(Website and app data records)
────────────────────────────────────────

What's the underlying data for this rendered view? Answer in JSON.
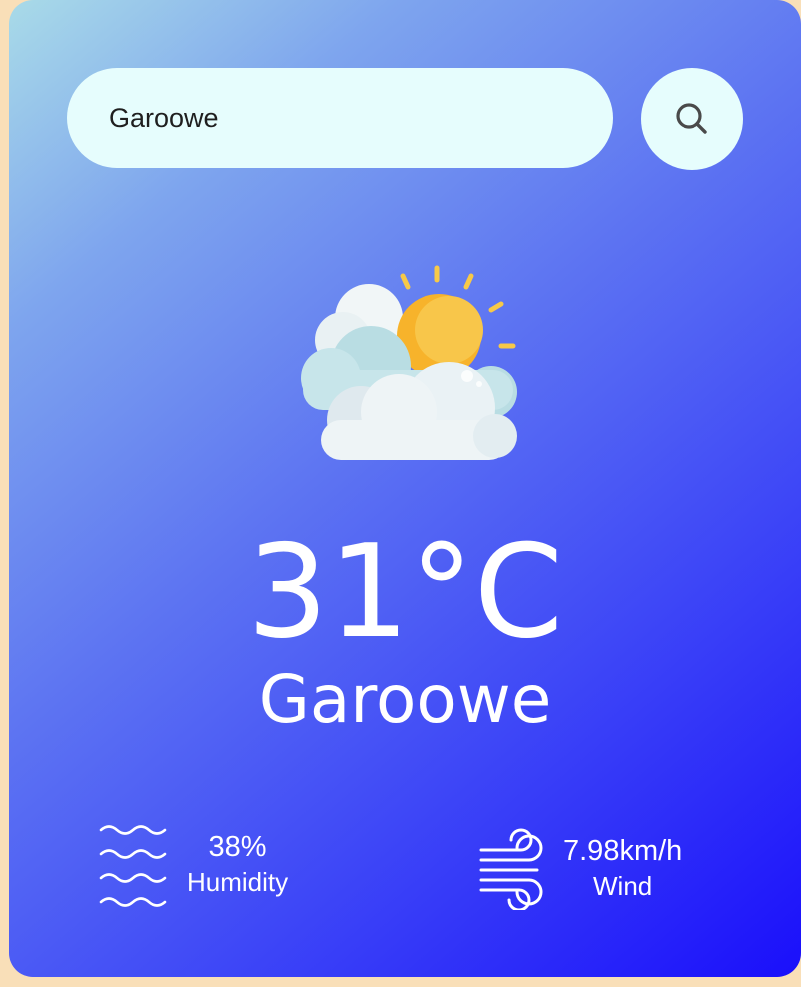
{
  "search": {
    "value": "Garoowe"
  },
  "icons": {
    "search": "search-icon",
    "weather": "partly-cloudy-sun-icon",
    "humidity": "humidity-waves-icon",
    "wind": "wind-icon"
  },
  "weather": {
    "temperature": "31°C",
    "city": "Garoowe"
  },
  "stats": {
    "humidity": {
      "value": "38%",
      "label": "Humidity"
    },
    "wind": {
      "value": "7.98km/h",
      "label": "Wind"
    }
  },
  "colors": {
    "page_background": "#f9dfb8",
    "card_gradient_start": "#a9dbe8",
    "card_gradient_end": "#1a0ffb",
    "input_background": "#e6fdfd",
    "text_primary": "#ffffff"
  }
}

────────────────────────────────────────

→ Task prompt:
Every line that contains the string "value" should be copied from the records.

→ Solution:
    "value": "Garoowe"
      "value": "38%",
      "value": "7.98km/h",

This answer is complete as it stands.